Themes: being carried (off) by a bird: The Abduction and Rescue of Trickster, The Baldness of the Buzzard, Thunderbird and White Horse, Hare Acquires His Arrows, Thunderbird Clan Origin Myth (v. 1), Heną́ga and the Star Girl, The Old Man and the Giants; someone is abducted and led off into captivity: The Captive Boys, A Man's Revenge, Bluehorn's Nephews, The Lost Child, Wears White Feather on His Head, Įčorúšika and His Brothers, Bird Clan Origin Myth, The Man Whose Wife was Captured, Bladder and His Brothers, The Boy who was Captured by the Bad Thunderbirds, Bluehorn Rescues His Sister, The Boy who was Blessed by a Mountain Lion, The Green Man, Brave Man, The Chief of the Heroka, Šųgepaga, Hare Gets Swallowed, Hare Acquires His Arrows, The Raccoon Coat, Wojijé, Wolves and Humans, The Woman Who Became an Ant, Thunderbird and White Horse, Heną́ga and the Star Girl, Brass and Red Bear Boy, Traveler and the Thunderbird War (v. 5), Testing the Slavee; a prisoner escapes by killing (some of) his captor(s): Wears White Feather on His Head, Įčorúšika and His Brothers, Hare Acquires His Arrows, Thunderbird and White Horse, Hare Gets Swallowed, The Raccoon Coat, Wojijé, The Captive Boys; wearing the skin of a spirit bird: Holy One and His Brother, Hare Acquires His Arrows, Thunderbird and White Horse, The Lost Blanket; a man under risk to his life states the proverb that he is already dead: Testing the Slave.

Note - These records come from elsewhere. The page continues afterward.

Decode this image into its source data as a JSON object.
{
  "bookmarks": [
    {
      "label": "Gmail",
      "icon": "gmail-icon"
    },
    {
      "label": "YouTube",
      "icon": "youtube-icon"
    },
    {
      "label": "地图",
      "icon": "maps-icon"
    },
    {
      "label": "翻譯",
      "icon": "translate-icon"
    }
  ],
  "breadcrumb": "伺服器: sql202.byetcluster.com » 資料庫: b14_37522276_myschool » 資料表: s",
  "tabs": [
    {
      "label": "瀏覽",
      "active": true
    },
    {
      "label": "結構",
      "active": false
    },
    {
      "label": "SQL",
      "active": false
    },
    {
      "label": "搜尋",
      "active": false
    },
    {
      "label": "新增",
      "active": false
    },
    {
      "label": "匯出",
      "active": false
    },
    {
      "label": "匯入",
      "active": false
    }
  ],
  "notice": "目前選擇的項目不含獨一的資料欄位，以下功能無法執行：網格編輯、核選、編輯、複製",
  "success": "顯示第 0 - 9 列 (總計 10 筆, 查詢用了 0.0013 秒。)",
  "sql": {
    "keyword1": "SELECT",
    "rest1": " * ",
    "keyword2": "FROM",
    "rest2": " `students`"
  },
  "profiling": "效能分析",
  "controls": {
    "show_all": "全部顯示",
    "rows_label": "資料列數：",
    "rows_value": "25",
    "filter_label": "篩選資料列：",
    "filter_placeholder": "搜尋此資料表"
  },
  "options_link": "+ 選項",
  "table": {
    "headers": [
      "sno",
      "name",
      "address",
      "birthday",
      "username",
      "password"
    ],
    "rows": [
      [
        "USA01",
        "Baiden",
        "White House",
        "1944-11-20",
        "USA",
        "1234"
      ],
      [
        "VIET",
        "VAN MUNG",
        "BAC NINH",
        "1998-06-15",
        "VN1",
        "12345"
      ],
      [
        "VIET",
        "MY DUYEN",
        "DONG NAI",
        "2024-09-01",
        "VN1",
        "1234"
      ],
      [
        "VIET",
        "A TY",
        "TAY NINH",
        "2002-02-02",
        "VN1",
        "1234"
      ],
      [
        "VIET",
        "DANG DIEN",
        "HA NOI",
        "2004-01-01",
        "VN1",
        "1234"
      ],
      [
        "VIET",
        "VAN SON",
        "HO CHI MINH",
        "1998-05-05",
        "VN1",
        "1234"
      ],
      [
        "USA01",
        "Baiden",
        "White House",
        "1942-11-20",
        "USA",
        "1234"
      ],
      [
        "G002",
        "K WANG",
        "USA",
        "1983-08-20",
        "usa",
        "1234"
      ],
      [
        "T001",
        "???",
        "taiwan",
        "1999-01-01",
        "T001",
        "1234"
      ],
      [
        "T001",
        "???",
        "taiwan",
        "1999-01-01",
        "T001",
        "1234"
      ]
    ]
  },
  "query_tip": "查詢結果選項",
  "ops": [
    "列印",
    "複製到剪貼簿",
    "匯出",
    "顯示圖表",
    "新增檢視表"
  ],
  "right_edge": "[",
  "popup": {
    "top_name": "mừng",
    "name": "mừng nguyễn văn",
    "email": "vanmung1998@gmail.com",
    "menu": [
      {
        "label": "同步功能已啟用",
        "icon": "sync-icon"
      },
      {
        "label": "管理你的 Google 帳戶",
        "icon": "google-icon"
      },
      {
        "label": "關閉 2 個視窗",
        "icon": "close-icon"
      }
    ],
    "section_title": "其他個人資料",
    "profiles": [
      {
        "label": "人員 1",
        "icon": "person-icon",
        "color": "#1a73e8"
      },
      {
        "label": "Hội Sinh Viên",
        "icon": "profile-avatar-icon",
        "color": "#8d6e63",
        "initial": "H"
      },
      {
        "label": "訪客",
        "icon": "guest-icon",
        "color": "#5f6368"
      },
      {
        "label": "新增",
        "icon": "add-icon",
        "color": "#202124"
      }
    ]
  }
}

1 John Michael StCyr, [untitled], in Paul Radin, Winnebago Notebooks, Notebook #19 (Philadelphia: American Philosophical Society, 1909?) Story III: 33-39.
2 Earnest Gouge, "The Hunter Captured by an Eagle," from Totkv Mocvse: New Fire, The Creek Folktales of Earnest Gouge, translated by Margaret McKane Mauldin and Juanita McGirt, edited by Jack B. Martin and Margaret McKane Mauldin (August, 2002), Story 23: 95-98. Original texts taken from Earnest Gouge, Creek texts, with English titles and occasional English translations by John R. Swanton (Washington, D. C.: Smithsonian Institution, National Anthropological Archives, 1906-1930) Manuscript 4930.